====== Supplied records
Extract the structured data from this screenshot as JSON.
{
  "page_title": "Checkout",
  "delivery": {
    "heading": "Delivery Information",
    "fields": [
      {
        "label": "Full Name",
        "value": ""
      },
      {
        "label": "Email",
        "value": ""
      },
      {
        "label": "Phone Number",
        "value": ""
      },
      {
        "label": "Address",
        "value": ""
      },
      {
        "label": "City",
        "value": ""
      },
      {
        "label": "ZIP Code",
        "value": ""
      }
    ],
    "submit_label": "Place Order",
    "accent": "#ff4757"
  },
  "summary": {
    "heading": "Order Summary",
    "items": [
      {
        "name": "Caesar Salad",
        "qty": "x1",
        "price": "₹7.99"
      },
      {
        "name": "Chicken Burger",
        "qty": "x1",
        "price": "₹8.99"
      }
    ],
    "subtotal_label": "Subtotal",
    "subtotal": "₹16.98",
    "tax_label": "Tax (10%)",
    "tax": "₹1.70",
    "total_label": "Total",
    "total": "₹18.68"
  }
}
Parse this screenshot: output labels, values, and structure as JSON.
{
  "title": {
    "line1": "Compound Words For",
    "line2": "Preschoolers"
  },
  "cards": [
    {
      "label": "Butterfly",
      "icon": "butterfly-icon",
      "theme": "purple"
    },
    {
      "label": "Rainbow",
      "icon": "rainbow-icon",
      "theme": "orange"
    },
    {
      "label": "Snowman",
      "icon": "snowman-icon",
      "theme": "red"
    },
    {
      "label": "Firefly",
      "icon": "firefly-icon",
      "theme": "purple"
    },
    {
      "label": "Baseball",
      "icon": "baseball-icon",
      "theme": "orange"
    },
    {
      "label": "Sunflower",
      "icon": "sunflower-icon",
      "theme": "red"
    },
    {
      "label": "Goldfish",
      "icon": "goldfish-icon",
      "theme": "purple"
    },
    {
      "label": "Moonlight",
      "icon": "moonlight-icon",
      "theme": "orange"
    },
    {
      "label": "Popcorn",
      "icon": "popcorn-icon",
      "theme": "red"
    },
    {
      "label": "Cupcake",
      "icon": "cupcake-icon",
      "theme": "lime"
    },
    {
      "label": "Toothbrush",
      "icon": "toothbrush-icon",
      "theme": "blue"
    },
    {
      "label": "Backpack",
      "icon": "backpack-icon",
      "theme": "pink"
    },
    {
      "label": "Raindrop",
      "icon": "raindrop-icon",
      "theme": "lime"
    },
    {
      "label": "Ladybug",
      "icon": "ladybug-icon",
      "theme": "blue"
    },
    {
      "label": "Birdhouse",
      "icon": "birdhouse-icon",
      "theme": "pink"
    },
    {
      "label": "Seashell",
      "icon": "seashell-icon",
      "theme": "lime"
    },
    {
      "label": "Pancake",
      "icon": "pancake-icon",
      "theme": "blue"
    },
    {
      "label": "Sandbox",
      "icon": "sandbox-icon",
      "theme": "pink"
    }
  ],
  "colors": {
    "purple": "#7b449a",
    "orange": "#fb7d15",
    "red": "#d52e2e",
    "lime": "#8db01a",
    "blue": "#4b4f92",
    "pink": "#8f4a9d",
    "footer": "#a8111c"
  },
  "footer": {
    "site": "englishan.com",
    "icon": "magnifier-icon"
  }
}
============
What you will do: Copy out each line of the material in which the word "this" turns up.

Response box:
Extract the structured data from this screenshot as JSON.
Parse this screenshot: output labels, values, and structure as JSON.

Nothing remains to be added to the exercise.